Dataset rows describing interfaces
===

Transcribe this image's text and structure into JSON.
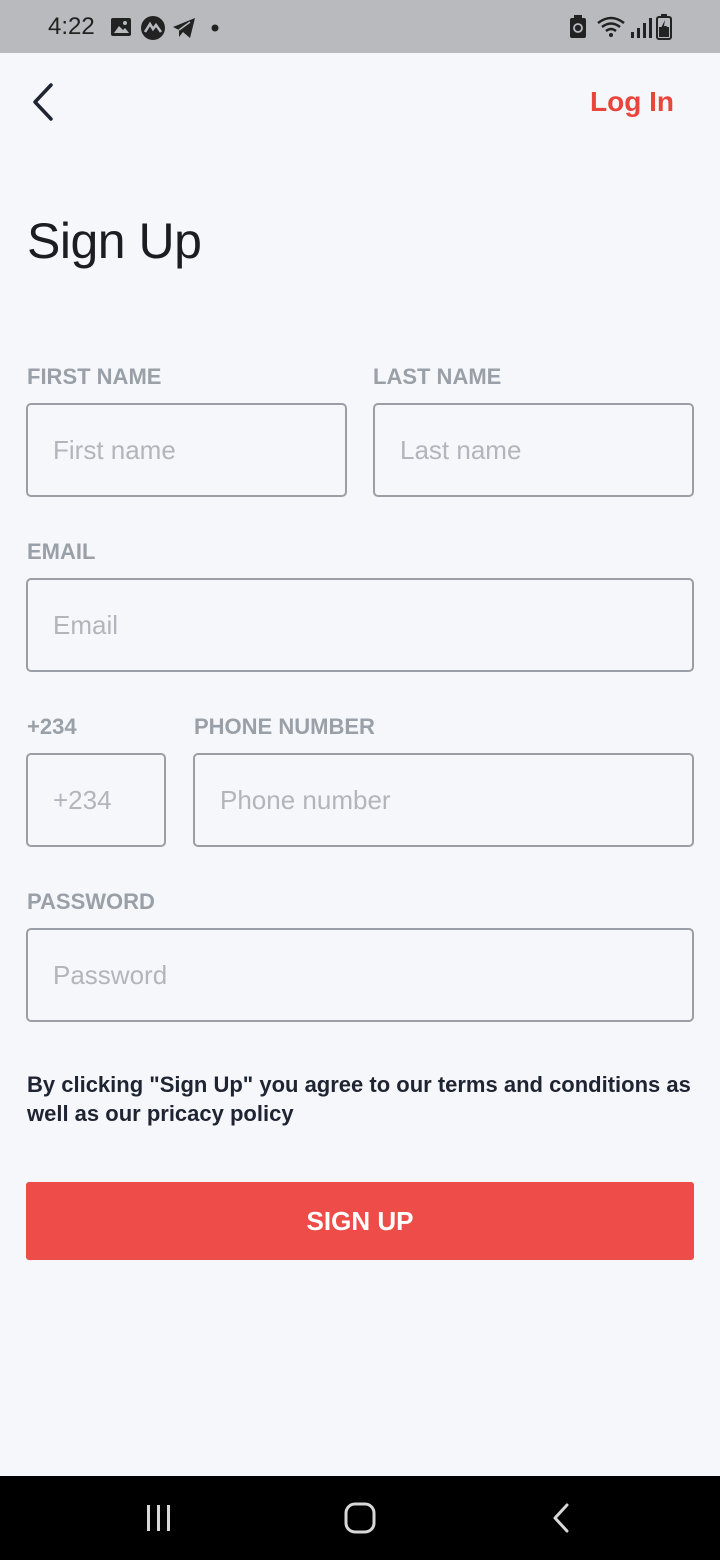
{
  "status_bar": {
    "time": "4:22",
    "left_icons": [
      "gallery-icon",
      "app-icon",
      "telegram-icon",
      "notification-dot-icon"
    ],
    "right_icons": [
      "battery-saver-icon",
      "wifi-icon",
      "signal-icon",
      "battery-charging-icon"
    ]
  },
  "header": {
    "back_icon": "chevron-left-icon",
    "login_label": "Log In"
  },
  "page": {
    "title": "Sign Up"
  },
  "form": {
    "first_name": {
      "label": "FIRST NAME",
      "placeholder": "First name",
      "value": ""
    },
    "last_name": {
      "label": "LAST NAME",
      "placeholder": "Last name",
      "value": ""
    },
    "email": {
      "label": "EMAIL",
      "placeholder": "Email",
      "value": ""
    },
    "country_code": {
      "label": "+234",
      "placeholder": "+234",
      "value": ""
    },
    "phone": {
      "label": "PHONE NUMBER",
      "placeholder": "Phone number",
      "value": ""
    },
    "password": {
      "label": "PASSWORD",
      "placeholder": "Password",
      "value": ""
    }
  },
  "terms_text": "By clicking \"Sign Up\" you agree to our terms and conditions as well as our pricacy policy",
  "submit_label": "SIGN UP",
  "colors": {
    "accent": "#e8453c",
    "button": "#ee4c48",
    "background": "#f6f7fb",
    "label": "#9aa0a8"
  },
  "nav_bar": {
    "buttons": [
      "recent-apps-icon",
      "home-icon",
      "back-icon"
    ]
  }
}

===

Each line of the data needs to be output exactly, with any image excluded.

Transcribe this image's text and structure into JSON.
{
  "status_bar": {
    "time": "4:22",
    "left_icons": [
      "gallery-icon",
      "app-icon",
      "telegram-icon",
      "notification-dot-icon"
    ],
    "right_icons": [
      "battery-saver-icon",
      "wifi-icon",
      "signal-icon",
      "battery-charging-icon"
    ]
  },
  "header": {
    "back_icon": "chevron-left-icon",
    "login_label": "Log In"
  },
  "page": {
    "title": "Sign Up"
  },
  "form": {
    "first_name": {
      "label": "FIRST NAME",
      "placeholder": "First name",
      "value": ""
    },
    "last_name": {
      "label": "LAST NAME",
      "placeholder": "Last name",
      "value": ""
    },
    "email": {
      "label": "EMAIL",
      "placeholder": "Email",
      "value": ""
    },
    "country_code": {
      "label": "+234",
      "placeholder": "+234",
      "value": ""
    },
    "phone": {
      "label": "PHONE NUMBER",
      "placeholder": "Phone number",
      "value": ""
    },
    "password": {
      "label": "PASSWORD",
      "placeholder": "Password",
      "value": ""
    }
  },
  "terms_text": "By clicking \"Sign Up\" you agree to our terms and conditions as well as our pricacy policy",
  "submit_label": "SIGN UP",
  "colors": {
    "accent": "#e8453c",
    "button": "#ee4c48",
    "background": "#f6f7fb",
    "label": "#9aa0a8"
  },
  "nav_bar": {
    "buttons": [
      "recent-apps-icon",
      "home-icon",
      "back-icon"
    ]
  }
}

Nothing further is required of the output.